_DATASET EXTRACT_:
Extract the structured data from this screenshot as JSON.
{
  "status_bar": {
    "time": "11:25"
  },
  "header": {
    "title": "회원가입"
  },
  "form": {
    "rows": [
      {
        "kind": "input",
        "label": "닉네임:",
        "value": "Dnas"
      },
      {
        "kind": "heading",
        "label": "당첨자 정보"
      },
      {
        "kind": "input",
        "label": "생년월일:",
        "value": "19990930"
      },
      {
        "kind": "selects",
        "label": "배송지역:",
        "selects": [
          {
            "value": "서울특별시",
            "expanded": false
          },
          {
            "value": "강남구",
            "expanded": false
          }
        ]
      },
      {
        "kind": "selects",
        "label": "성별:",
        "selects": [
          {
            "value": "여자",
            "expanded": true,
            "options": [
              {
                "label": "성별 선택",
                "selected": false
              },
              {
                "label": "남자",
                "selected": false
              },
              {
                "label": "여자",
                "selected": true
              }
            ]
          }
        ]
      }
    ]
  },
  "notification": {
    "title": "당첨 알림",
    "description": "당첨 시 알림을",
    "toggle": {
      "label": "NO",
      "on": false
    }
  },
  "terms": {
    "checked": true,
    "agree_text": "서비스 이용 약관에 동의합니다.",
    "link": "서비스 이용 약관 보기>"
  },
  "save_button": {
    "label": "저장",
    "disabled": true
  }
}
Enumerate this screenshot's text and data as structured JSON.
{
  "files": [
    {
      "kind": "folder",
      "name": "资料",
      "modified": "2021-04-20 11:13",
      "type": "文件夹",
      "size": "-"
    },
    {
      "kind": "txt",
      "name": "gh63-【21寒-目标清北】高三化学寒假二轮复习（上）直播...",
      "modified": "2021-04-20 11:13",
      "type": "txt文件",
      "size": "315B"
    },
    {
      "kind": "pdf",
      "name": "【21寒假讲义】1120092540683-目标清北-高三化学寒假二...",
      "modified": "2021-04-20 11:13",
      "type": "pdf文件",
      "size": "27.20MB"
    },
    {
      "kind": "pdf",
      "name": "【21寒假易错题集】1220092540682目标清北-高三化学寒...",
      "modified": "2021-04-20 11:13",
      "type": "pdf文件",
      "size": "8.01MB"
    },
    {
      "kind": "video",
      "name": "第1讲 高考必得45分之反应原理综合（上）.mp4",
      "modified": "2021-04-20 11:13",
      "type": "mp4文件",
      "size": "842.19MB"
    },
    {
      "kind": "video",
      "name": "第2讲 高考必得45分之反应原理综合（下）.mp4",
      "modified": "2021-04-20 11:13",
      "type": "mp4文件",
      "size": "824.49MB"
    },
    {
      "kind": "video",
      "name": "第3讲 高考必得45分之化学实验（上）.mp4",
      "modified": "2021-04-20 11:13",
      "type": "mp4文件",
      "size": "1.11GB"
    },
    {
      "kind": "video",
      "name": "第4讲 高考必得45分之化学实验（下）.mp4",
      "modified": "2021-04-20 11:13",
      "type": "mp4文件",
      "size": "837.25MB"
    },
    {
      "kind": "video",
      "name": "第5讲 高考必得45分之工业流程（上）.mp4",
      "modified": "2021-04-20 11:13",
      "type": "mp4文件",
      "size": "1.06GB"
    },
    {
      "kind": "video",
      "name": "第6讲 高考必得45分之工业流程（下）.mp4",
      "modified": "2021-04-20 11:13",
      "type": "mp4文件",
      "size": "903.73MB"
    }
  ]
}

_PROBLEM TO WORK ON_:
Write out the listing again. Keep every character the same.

_RESPONSE TO THE EXERCISE_:
Extract the structured data from this screenshot as JSON.
{
  "status_bar": {
    "time": "11:25"
  },
  "header": {
    "title": "회원가입"
  },
  "form": {
    "rows": [
      {
        "kind": "input",
        "label": "닉네임:",
        "value": "Dnas"
      },
      {
        "kind": "heading",
        "label": "당첨자 정보"
      },
      {
        "kind": "input",
        "label": "생년월일:",
        "value": "19990930"
      },
      {
        "kind": "selects",
        "label": "배송지역:",
        "selects": [
          {
            "value": "서울특별시",
            "expanded": false
          },
          {
            "value": "강남구",
            "expanded": false
          }
        ]
      },
      {
        "kind": "selects",
        "label": "성별:",
        "selects": [
          {
            "value": "여자",
            "expanded": true,
            "options": [
              {
                "label": "성별 선택",
                "selected": false
              },
              {
                "label": "남자",
                "selected": false
              },
              {
                "label": "여자",
                "selected": true
              }
            ]
          }
        ]
      }
    ]
  },
  "notification": {
    "title": "당첨 알림",
    "description": "당첨 시 알림을",
    "toggle": {
      "label": "NO",
      "on": false
    }
  },
  "terms": {
    "checked": true,
    "agree_text": "서비스 이용 약관에 동의합니다.",
    "link": "서비스 이용 약관 보기>"
  },
  "save_button": {
    "label": "저장",
    "disabled": true
  }
}
Enumerate this screenshot's text and data as structured JSON.
{
  "files": [
    {
      "kind": "folder",
      "name": "资料",
      "modified": "2021-04-20 11:13",
      "type": "文件夹",
      "size": "-"
    },
    {
      "kind": "txt",
      "name": "gh63-【21寒-目标清北】高三化学寒假二轮复习（上）直播...",
      "modified": "2021-04-20 11:13",
      "type": "txt文件",
      "size": "315B"
    },
    {
      "kind": "pdf",
      "name": "【21寒假讲义】1120092540683-目标清北-高三化学寒假二...",
      "modified": "2021-04-20 11:13",
      "type": "pdf文件",
      "size": "27.20MB"
    },
    {
      "kind": "pdf",
      "name": "【21寒假易错题集】1220092540682目标清北-高三化学寒...",
      "modified": "2021-04-20 11:13",
      "type": "pdf文件",
      "size": "8.01MB"
    },
    {
      "kind": "video",
      "name": "第1讲 高考必得45分之反应原理综合（上）.mp4",
      "modified": "2021-04-20 11:13",
      "type": "mp4文件",
      "size": "842.19MB"
    },
    {
      "kind": "video",
      "name": "第2讲 高考必得45分之反应原理综合（下）.mp4",
      "modified": "2021-04-20 11:13",
      "type": "mp4文件",
      "size": "824.49MB"
    },
    {
      "kind": "video",
      "name": "第3讲 高考必得45分之化学实验（上）.mp4",
      "modified": "2021-04-20 11:13",
      "type": "mp4文件",
      "size": "1.11GB"
    },
    {
      "kind": "video",
      "name": "第4讲 高考必得45分之化学实验（下）.mp4",
      "modified": "2021-04-20 11:13",
      "type": "mp4文件",
      "size": "837.25MB"
    },
    {
      "kind": "video",
      "name": "第5讲 高考必得45分之工业流程（上）.mp4",
      "modified": "2021-04-20 11:13",
      "type": "mp4文件",
      "size": "1.06GB"
    },
    {
      "kind": "video",
      "name": "第6讲 高考必得45分之工业流程（下）.mp4",
      "modified": "2021-04-20 11:13",
      "type": "mp4文件",
      "size": "903.73MB"
    }
  ]
}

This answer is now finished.